EXERCISE BRIEF: From the entries below, copy every line that holds the word "cart".

(Dataset rows for apps and sites)
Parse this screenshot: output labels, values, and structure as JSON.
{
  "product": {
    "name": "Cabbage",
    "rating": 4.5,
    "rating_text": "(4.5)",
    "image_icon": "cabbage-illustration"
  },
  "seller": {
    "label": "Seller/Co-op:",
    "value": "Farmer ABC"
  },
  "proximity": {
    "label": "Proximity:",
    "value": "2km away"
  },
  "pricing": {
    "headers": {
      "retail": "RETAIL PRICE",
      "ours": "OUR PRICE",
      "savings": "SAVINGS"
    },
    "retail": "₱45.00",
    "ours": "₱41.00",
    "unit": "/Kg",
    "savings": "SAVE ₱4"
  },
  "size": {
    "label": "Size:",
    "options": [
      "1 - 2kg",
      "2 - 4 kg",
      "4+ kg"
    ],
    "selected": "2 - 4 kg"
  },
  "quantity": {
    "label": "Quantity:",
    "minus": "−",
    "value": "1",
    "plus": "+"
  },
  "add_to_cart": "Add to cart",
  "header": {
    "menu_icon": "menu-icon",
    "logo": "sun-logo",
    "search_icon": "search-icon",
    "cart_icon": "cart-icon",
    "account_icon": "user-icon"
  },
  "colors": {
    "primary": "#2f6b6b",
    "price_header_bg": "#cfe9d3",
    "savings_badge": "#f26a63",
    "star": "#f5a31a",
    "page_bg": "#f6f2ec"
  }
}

WRITTEN RESPONSE:
  "add_to_cart": "Add to cart",
    "cart_icon": "cart-icon",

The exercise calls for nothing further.